→ **Task to carry out**: Report all lines of the data below that hold the word "manifestação".

→ **Records for this task**:
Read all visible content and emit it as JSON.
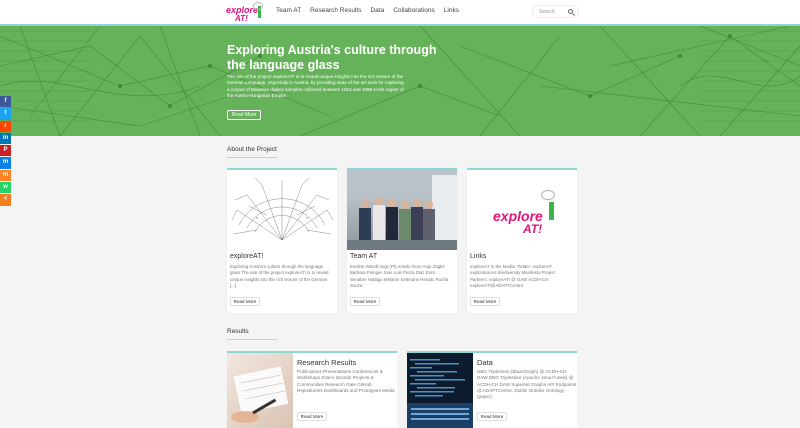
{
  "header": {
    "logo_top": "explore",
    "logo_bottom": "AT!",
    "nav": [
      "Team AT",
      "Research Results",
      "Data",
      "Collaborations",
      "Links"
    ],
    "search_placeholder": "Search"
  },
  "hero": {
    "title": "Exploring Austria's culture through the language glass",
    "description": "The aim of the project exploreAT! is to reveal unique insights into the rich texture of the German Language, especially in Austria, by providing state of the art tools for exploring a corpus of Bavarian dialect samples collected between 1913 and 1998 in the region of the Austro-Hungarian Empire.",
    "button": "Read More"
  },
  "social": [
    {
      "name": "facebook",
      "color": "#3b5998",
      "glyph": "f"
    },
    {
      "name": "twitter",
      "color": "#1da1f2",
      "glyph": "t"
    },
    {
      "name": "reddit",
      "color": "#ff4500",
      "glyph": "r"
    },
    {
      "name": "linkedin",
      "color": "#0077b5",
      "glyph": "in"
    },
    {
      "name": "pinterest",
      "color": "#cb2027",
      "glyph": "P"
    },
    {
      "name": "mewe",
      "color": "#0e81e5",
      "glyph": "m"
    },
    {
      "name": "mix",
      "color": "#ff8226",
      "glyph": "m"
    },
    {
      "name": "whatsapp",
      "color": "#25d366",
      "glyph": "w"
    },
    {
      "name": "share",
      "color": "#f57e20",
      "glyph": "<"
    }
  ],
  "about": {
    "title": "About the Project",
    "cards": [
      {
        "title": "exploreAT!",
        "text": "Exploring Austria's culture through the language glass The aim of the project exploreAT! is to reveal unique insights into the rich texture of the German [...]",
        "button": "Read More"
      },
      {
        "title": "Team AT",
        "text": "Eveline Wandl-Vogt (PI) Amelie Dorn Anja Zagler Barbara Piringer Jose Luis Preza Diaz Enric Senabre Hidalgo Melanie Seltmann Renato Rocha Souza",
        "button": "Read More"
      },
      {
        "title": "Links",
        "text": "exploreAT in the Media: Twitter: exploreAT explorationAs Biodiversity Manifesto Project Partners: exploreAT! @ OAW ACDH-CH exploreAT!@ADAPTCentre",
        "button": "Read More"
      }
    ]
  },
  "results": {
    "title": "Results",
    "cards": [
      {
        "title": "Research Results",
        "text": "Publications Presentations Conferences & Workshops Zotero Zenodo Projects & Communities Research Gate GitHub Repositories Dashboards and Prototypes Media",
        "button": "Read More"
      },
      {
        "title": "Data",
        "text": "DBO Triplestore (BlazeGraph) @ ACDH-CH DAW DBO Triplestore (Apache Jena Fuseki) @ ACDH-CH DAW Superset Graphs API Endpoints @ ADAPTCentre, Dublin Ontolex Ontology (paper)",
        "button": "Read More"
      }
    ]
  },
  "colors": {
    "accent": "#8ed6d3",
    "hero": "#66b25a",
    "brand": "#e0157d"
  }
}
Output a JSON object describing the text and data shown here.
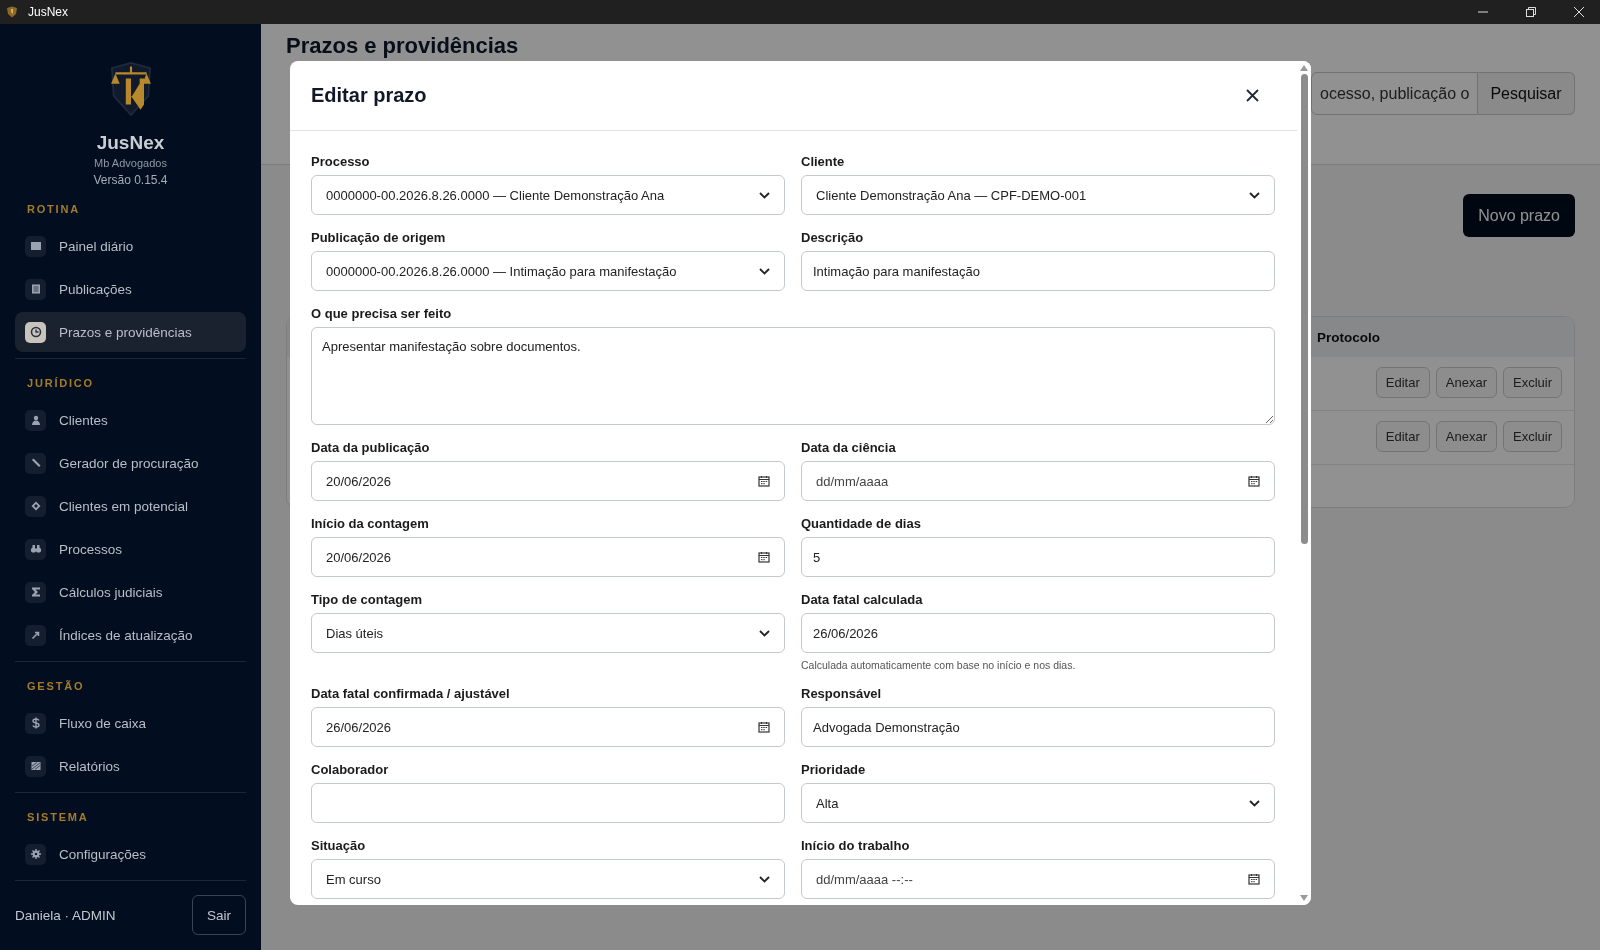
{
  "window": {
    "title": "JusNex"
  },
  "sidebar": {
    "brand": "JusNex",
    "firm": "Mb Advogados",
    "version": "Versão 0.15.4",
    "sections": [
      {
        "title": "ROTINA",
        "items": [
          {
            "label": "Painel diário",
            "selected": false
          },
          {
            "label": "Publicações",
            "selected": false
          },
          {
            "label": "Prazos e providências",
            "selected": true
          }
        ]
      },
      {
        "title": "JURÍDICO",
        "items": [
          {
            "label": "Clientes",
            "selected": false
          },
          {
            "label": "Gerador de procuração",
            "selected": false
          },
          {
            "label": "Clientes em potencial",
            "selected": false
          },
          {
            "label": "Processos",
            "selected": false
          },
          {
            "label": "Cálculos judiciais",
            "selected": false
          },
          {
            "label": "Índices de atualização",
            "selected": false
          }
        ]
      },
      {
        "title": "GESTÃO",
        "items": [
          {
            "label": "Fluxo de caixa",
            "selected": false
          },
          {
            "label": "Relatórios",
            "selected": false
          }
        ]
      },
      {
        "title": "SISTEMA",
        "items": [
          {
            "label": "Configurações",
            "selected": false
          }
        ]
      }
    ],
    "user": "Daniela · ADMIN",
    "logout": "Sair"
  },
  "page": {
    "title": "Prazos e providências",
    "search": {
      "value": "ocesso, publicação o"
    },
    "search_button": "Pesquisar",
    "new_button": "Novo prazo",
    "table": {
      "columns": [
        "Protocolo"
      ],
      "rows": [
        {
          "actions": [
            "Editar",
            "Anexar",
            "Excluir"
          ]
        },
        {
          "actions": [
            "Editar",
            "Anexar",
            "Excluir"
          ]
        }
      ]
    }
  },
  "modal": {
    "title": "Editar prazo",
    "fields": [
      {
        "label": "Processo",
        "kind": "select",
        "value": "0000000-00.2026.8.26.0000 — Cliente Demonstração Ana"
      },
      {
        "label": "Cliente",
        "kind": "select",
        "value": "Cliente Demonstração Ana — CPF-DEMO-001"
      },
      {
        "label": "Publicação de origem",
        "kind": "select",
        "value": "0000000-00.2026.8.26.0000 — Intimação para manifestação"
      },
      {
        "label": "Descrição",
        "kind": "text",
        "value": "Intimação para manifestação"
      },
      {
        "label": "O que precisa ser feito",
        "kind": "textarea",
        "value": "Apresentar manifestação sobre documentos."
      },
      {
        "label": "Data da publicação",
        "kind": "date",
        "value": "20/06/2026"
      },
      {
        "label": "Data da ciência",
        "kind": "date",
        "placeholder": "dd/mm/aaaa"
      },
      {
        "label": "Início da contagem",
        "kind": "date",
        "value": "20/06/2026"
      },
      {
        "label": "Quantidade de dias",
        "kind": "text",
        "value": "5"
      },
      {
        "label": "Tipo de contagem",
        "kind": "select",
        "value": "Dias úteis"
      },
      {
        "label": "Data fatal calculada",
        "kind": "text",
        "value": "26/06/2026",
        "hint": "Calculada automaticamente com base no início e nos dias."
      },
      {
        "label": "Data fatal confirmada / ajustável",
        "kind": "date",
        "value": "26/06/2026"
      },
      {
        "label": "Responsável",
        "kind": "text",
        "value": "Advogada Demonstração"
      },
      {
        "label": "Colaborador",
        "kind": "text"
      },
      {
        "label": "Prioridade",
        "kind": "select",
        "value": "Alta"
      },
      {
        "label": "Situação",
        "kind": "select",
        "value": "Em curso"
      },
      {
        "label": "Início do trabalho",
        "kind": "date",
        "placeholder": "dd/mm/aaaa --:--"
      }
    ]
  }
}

→ **Response below**:
        "value": "0000000-00.2026.8.26.0000 — Intimação para manifestação"
        "value": "Intimação para manifestação"
        "value": "Apresentar manifestação sobre documentos."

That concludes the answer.